It’s a tough test, and according to IIHS president David Harkey, most midsize cars had issues with the rear dummy sliding forward beneath the lap belt, “causing it to ride up from the pelvis onto the abdomen and increasing the risk of internal injuries.” Meanwhile, the Accord “provided stellar protection” in the back seat, with no heightened risk of injuries, and restraints that adequately controlled the dummy’s motion.

The other tested midsize sedans were the Subaru Outback, Nissan Altima, Toyota Camry, Hyundai Sonata, Kia K5, and Volkswagen Jetta. All but the Accord and the Jetta scored the worst possible rating of “Poor” in the restraints category. And all but the Accord and the Outback scored less than “Good” for head, neck, chest, and thigh injury protection.

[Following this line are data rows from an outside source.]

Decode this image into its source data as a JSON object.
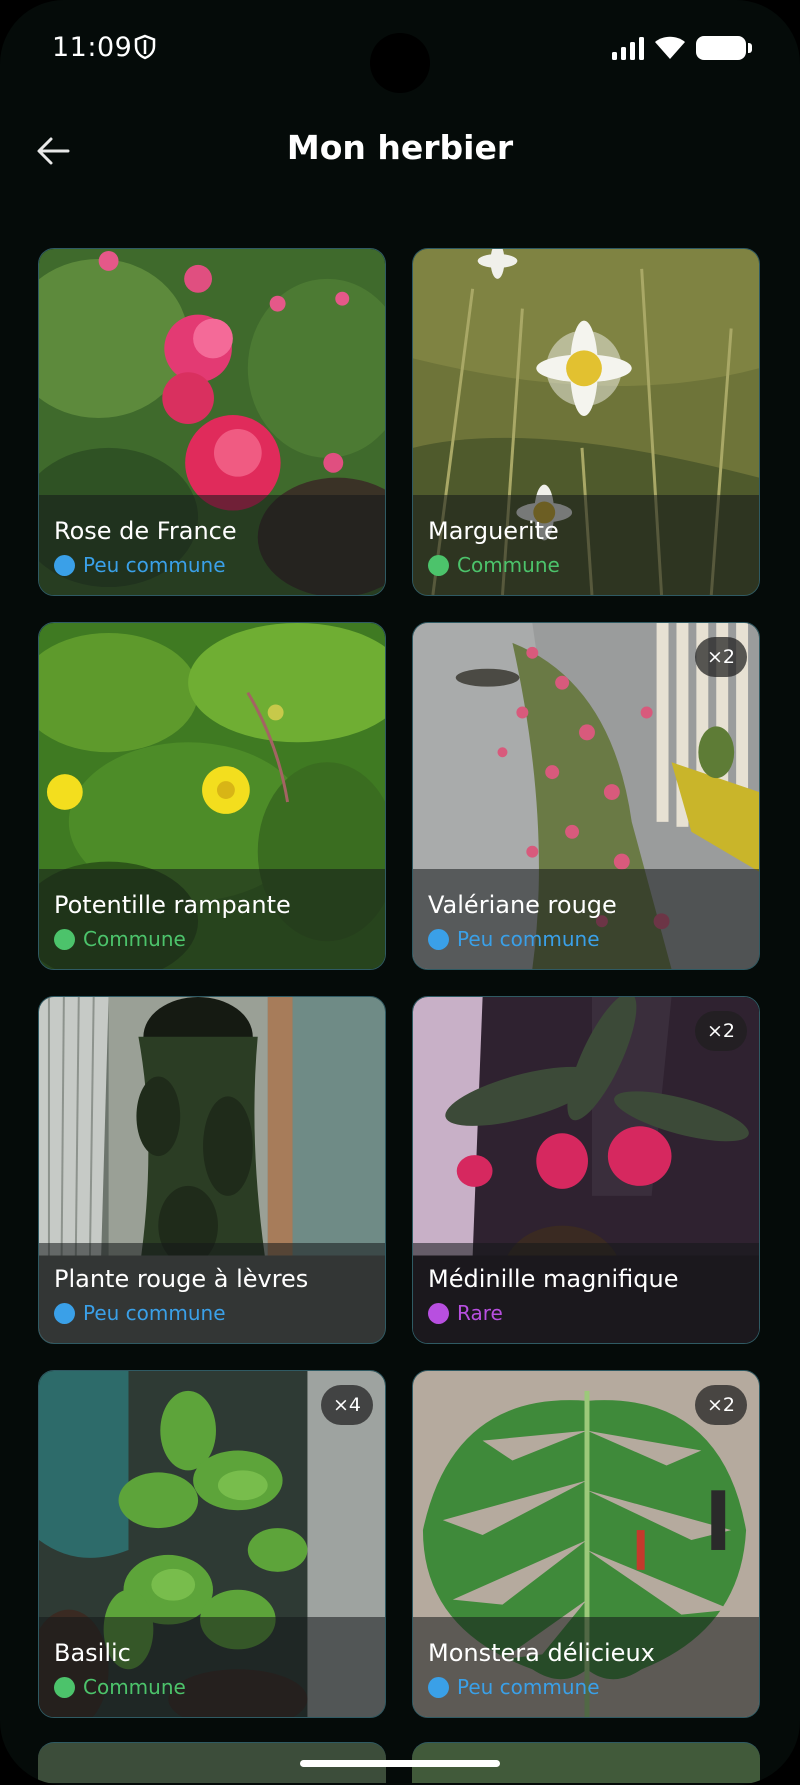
{
  "status_bar": {
    "time": "11:09"
  },
  "header": {
    "title": "Mon herbier"
  },
  "rarity_colors": {
    "Peu commune": "#3aa0e8",
    "Commune": "#4cc36b",
    "Rare": "#b84fe0"
  },
  "plants": [
    {
      "name": "Rose de France",
      "rarity": "Peu commune",
      "count": ""
    },
    {
      "name": "Marguerite",
      "rarity": "Commune",
      "count": ""
    },
    {
      "name": "Potentille rampante",
      "rarity": "Commune",
      "count": ""
    },
    {
      "name": "Valériane rouge",
      "rarity": "Peu commune",
      "count": "×2"
    },
    {
      "name": "Plante rouge à lèvres",
      "rarity": "Peu commune",
      "count": ""
    },
    {
      "name": "Médinille magnifique",
      "rarity": "Rare",
      "count": "×2"
    },
    {
      "name": "Basilic",
      "rarity": "Commune",
      "count": "×4"
    },
    {
      "name": "Monstera délicieux",
      "rarity": "Peu commune",
      "count": "×2"
    }
  ]
}
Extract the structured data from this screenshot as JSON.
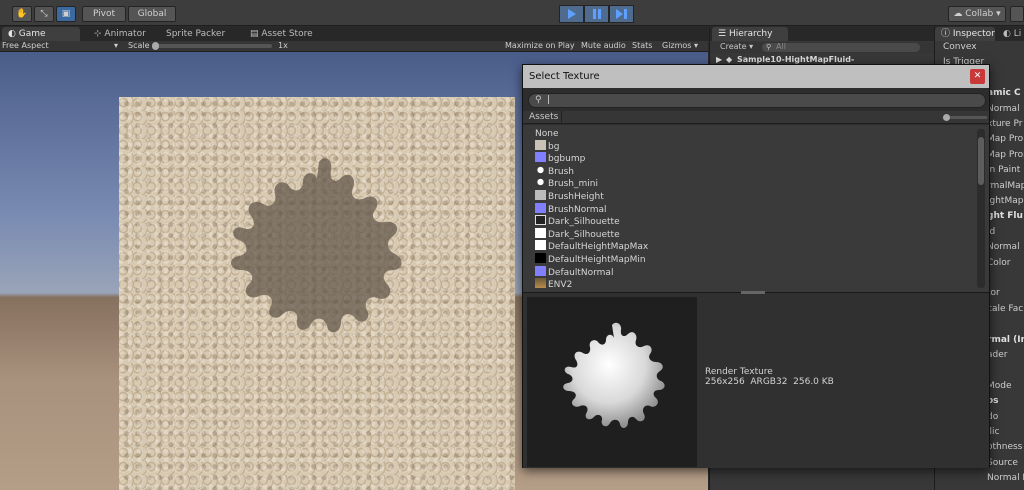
{
  "toolbar": {
    "pivot": "Pivot",
    "global": "Global",
    "collab": "Collab"
  },
  "game": {
    "tabs": [
      "Game",
      "Animator",
      "Sprite Packer",
      "Asset Store"
    ],
    "aspect": "Free Aspect",
    "scale_label": "Scale",
    "scale_value": "1x",
    "maximize": "Maximize on Play",
    "mute": "Mute audio",
    "stats": "Stats",
    "gizmos": "Gizmos"
  },
  "hierarchy": {
    "tab": "Hierarchy",
    "create": "Create",
    "search_placeholder": "All",
    "scene": "Sample10-HightMapFluid-"
  },
  "inspector": {
    "tab": "Inspector",
    "tab2": "Li",
    "rows": [
      "Convex",
      "Is Trigger",
      "",
      "amic C",
      "Normal",
      "xture Pr",
      "Map Pro",
      "Map Prop",
      "in Paint",
      "rmalMap",
      "ightMap",
      "ght Flu",
      "id",
      "Normal",
      "Color",
      "",
      "tor",
      "cale Fac",
      "",
      "rmal (In",
      "ader",
      "",
      "Mode",
      "os",
      "do",
      "llic",
      "othness",
      "Source",
      "Normal Map"
    ]
  },
  "dialog": {
    "title": "Select Texture",
    "search_value": "|",
    "assets_tab": "Assets",
    "items": [
      {
        "name": "None",
        "color": ""
      },
      {
        "name": "bg",
        "color": "#c9c3b5"
      },
      {
        "name": "bgbump",
        "color": "#8080ff"
      },
      {
        "name": "Brush",
        "color": "icon-white"
      },
      {
        "name": "Brush_mini",
        "color": "icon-white"
      },
      {
        "name": "BrushHeight",
        "color": "#bbbbbb"
      },
      {
        "name": "BrushNormal",
        "color": "#8080ff"
      },
      {
        "name": "Dark_Silhouette",
        "color": "icon-silhouette"
      },
      {
        "name": "Dark_Silhouette",
        "color": "#ffffff"
      },
      {
        "name": "DefaultHeightMapMax",
        "color": "#ffffff"
      },
      {
        "name": "DefaultHeightMapMin",
        "color": "#000000"
      },
      {
        "name": "DefaultNormal",
        "color": "#8080ff"
      },
      {
        "name": "ENV2",
        "color": "icon-env"
      }
    ],
    "preview": {
      "type": "Render Texture",
      "details": "256x256  ARGB32  256.0 KB"
    }
  }
}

As a result, the Sonata, K5, and Jetta’s moderate overlap front tests performance was updated to “Poor” overall. The Camry and Altima scored “Marginal,” and the Outback scored “Acceptable.” The Honda midsize sedan stood alone at the top with the only “Good” score.

Historically, whenever the IIHS introduces a new safety test, one or two manufacturers shine while others are left scrambling for improvements. The good news is that typically, those improvements come quite quickly, and you can probably expect the 2024 or 2025 models of those Poor-rated cars to make big gains.

For the time being, the Accord is king.